* _WHAT NEEDS TO BE DONE_
Your answer should be the lines of the material that include the word "native".

* _RECORDS PROVIDED_
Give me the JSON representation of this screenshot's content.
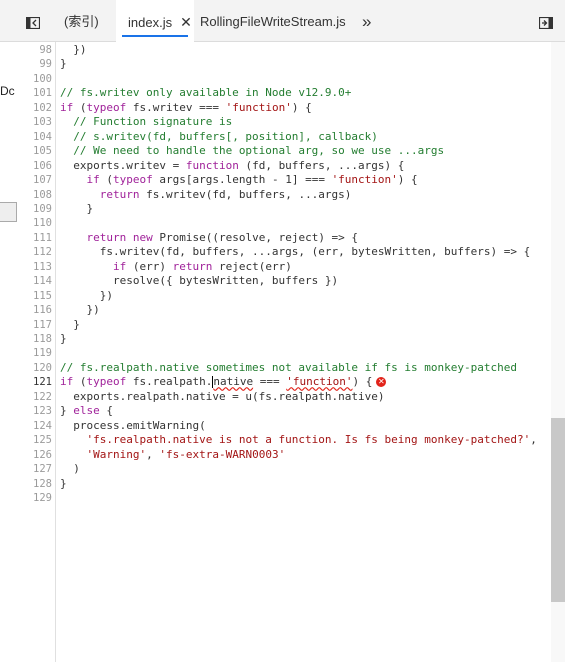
{
  "tabs": [
    {
      "label": "(索引)",
      "active": false
    },
    {
      "label": "index.js",
      "active": true
    },
    {
      "label": "RollingFileWriteStream.js",
      "active": false
    }
  ],
  "tab_overflow_glyph": "»",
  "left_panel_text": "Dc",
  "lines": [
    {
      "n": "98",
      "t": "  })"
    },
    {
      "n": "99",
      "t": "}"
    },
    {
      "n": "100",
      "t": ""
    },
    {
      "n": "101",
      "t": "// fs.writev only available in Node v12.9.0+"
    },
    {
      "n": "102",
      "t": "if (typeof fs.writev === 'function') {"
    },
    {
      "n": "103",
      "t": "  // Function signature is"
    },
    {
      "n": "104",
      "t": "  // s.writev(fd, buffers[, position], callback)"
    },
    {
      "n": "105",
      "t": "  // We need to handle the optional arg, so we use ...args"
    },
    {
      "n": "106",
      "t": "  exports.writev = function (fd, buffers, ...args) {"
    },
    {
      "n": "107",
      "t": "    if (typeof args[args.length - 1] === 'function') {"
    },
    {
      "n": "108",
      "t": "      return fs.writev(fd, buffers, ...args)"
    },
    {
      "n": "109",
      "t": "    }"
    },
    {
      "n": "110",
      "t": ""
    },
    {
      "n": "111",
      "t": "    return new Promise((resolve, reject) => {"
    },
    {
      "n": "112",
      "t": "      fs.writev(fd, buffers, ...args, (err, bytesWritten, buffers) => {"
    },
    {
      "n": "113",
      "t": "        if (err) return reject(err)"
    },
    {
      "n": "114",
      "t": "        resolve({ bytesWritten, buffers })"
    },
    {
      "n": "115",
      "t": "      })"
    },
    {
      "n": "116",
      "t": "    })"
    },
    {
      "n": "117",
      "t": "  }"
    },
    {
      "n": "118",
      "t": "}"
    },
    {
      "n": "119",
      "t": ""
    },
    {
      "n": "120",
      "t": "// fs.realpath.native sometimes not available if fs is monkey-patched"
    },
    {
      "n": "121",
      "t": "if (typeof fs.realpath.native === 'function') {"
    },
    {
      "n": "122",
      "t": "  exports.realpath.native = u(fs.realpath.native)"
    },
    {
      "n": "123",
      "t": "} else {"
    },
    {
      "n": "124",
      "t": "  process.emitWarning("
    },
    {
      "n": "125",
      "t": "    'fs.realpath.native is not a function. Is fs being monkey-patched?',"
    },
    {
      "n": "126",
      "t": "    'Warning', 'fs-extra-WARN0003'"
    },
    {
      "n": "127",
      "t": "  )"
    },
    {
      "n": "128",
      "t": "}"
    },
    {
      "n": "129",
      "t": ""
    }
  ],
  "current_line": "121",
  "error_line": "121",
  "colors": {
    "keyword": "#a0229a",
    "string": "#a31515",
    "comment": "#237d30",
    "error": "#e2231a",
    "tab_underline": "#1a73e8"
  },
  "icons": [
    "toggle-navigator-icon",
    "close-icon",
    "more-tabs-icon",
    "toggle-debugger-icon",
    "error-icon"
  ]
}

* _YOUR RESPONSE_
      "t": "// fs.realpath.native sometimes not available if fs is monkey-patched"
      "t": "if (typeof fs.realpath.native === 'function') {"
      "t": "  exports.realpath.native = u(fs.realpath.native)"
      "t": "    'fs.realpath.native is not a function. Is fs being monkey-patched?',"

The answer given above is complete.